Every line with "beyond" in it should be copied from the data.

====== DATA SUPPLIED ======

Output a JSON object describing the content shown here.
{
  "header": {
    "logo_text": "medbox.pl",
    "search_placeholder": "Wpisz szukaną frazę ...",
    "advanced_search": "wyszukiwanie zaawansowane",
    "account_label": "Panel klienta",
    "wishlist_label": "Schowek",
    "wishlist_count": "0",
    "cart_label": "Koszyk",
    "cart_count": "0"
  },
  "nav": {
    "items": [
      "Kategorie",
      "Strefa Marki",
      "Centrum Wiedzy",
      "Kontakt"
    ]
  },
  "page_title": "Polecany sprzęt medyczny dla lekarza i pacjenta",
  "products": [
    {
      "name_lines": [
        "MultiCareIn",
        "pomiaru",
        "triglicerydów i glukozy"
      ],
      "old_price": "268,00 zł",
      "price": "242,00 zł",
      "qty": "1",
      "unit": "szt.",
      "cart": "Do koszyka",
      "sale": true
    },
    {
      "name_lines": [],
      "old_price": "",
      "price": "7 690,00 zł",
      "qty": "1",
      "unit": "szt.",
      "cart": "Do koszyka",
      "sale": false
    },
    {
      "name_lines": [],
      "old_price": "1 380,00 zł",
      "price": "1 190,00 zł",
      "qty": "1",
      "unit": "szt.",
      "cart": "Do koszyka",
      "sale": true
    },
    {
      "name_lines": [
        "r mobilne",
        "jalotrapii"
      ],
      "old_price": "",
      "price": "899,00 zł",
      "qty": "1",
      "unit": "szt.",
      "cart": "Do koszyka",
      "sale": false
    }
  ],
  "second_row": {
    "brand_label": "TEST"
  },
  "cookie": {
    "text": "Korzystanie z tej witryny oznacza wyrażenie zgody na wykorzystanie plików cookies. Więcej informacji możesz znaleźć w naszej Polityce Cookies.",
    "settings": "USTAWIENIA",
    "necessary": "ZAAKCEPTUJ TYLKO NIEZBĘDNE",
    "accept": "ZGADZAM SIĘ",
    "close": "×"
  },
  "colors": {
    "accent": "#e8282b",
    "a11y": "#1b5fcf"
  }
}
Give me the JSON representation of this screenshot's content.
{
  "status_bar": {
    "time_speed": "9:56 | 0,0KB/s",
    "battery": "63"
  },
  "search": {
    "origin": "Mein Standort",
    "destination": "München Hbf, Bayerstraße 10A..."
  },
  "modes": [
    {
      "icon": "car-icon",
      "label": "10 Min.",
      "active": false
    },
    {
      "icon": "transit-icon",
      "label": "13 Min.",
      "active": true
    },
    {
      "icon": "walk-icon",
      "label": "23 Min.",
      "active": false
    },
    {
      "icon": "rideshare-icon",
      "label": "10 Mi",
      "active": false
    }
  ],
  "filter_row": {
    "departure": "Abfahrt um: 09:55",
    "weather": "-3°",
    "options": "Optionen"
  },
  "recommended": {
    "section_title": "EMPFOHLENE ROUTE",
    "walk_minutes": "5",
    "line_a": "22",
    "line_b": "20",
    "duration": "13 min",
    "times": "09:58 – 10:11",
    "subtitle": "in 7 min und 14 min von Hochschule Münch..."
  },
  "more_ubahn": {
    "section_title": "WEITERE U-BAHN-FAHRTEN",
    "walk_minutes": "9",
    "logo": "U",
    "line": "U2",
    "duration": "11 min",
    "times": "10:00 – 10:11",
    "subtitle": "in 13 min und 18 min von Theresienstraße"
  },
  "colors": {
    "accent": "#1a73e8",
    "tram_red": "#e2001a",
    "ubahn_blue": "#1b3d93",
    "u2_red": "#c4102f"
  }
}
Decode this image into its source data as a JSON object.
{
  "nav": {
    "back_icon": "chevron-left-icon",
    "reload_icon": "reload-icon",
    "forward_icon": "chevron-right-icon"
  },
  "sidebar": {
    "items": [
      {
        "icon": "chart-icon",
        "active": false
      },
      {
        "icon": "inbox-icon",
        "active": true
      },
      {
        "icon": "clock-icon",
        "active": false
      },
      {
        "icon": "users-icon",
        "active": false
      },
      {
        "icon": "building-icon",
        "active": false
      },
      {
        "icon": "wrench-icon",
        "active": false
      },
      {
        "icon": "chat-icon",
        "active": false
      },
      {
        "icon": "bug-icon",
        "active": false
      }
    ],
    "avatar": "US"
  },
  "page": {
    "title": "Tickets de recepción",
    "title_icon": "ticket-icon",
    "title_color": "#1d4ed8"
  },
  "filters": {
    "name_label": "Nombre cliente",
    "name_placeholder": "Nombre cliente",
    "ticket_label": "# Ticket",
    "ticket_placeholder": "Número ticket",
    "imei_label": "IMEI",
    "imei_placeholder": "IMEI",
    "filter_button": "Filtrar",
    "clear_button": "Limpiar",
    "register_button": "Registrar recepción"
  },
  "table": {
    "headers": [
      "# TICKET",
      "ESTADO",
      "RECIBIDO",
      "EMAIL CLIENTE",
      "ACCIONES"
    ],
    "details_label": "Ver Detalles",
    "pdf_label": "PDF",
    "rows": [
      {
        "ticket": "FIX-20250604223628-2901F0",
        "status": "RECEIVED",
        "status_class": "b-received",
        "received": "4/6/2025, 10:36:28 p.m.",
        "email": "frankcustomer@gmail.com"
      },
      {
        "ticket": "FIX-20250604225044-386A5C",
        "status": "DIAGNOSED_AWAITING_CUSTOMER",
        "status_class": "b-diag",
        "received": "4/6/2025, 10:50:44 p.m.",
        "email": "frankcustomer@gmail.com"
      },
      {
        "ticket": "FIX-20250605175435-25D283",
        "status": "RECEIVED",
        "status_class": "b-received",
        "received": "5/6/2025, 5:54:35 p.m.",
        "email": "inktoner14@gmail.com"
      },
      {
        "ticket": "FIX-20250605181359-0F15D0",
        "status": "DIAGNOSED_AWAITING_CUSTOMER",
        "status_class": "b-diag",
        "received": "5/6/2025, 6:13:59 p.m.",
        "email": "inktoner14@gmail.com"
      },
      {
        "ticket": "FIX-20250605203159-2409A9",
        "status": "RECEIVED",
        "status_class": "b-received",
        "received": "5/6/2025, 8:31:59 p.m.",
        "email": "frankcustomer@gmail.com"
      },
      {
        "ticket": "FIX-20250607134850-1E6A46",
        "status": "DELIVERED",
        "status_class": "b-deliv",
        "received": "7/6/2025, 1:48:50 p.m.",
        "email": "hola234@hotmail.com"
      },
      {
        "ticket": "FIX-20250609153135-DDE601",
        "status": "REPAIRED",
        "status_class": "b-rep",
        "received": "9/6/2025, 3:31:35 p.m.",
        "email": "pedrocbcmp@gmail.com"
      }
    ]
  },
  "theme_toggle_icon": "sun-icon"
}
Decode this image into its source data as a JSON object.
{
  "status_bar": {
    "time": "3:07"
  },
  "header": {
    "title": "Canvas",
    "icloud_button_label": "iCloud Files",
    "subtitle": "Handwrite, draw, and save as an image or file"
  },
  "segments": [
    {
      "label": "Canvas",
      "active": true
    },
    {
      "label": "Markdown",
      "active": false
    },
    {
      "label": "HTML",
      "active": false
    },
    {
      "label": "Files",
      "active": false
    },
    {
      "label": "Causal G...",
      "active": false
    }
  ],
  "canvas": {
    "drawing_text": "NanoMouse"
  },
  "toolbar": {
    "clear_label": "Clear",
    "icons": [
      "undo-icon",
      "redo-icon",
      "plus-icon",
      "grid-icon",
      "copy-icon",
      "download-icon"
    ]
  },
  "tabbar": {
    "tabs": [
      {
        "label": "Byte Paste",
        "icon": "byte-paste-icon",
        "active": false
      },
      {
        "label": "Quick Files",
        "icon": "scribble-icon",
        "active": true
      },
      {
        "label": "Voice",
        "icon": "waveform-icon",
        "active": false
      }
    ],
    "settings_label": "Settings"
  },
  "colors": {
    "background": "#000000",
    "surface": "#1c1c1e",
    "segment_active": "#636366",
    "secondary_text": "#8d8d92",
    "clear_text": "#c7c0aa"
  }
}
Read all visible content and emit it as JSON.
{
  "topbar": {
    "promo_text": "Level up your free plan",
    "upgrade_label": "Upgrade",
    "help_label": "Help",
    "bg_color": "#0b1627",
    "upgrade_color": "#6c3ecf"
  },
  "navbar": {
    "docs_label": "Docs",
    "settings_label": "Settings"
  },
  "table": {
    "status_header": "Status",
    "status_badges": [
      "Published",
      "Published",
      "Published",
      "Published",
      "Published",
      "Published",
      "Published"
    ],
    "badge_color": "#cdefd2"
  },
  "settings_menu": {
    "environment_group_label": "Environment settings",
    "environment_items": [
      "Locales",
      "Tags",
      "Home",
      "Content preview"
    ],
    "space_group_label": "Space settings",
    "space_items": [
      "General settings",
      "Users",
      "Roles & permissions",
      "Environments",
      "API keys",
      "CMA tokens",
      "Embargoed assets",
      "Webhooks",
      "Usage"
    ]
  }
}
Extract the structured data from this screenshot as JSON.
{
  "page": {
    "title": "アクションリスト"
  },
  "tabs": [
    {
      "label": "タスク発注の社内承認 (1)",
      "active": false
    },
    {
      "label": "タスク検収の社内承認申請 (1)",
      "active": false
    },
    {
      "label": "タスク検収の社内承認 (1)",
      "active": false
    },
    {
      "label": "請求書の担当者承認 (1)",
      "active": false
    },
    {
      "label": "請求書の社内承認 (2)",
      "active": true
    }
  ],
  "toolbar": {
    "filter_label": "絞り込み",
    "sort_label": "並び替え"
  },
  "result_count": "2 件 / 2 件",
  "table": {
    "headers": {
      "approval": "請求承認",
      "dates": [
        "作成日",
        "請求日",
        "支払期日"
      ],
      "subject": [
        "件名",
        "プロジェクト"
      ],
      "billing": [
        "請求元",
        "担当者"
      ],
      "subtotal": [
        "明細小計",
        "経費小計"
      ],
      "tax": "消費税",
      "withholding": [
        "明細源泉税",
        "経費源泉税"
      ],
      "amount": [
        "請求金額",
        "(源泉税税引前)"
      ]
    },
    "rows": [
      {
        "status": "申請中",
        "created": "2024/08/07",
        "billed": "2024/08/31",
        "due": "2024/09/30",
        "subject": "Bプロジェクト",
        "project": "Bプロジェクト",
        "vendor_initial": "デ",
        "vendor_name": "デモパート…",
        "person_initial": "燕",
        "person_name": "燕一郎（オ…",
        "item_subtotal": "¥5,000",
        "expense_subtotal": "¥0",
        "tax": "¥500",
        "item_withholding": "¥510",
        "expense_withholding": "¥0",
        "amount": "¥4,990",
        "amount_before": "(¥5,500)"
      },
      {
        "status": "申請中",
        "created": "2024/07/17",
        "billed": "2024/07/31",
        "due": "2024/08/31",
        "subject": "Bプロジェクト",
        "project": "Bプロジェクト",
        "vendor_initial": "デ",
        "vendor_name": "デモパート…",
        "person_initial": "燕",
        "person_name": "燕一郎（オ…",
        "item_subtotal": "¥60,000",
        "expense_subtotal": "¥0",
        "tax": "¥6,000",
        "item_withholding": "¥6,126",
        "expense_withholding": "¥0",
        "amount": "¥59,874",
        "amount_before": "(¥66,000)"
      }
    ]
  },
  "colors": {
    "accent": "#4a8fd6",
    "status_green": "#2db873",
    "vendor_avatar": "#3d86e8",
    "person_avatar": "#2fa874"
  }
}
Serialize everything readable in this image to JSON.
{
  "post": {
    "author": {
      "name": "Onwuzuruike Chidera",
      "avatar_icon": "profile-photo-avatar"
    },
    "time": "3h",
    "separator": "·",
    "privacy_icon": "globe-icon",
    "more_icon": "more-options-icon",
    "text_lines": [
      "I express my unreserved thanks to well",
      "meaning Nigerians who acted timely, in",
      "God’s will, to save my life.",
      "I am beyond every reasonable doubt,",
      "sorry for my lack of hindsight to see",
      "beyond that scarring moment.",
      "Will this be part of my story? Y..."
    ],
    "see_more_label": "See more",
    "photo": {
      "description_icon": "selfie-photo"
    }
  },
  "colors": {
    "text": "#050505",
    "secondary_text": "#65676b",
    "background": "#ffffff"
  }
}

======

TASK RESULT:
      "I am beyond every reasonable doubt,",
      "beyond that scarring moment.",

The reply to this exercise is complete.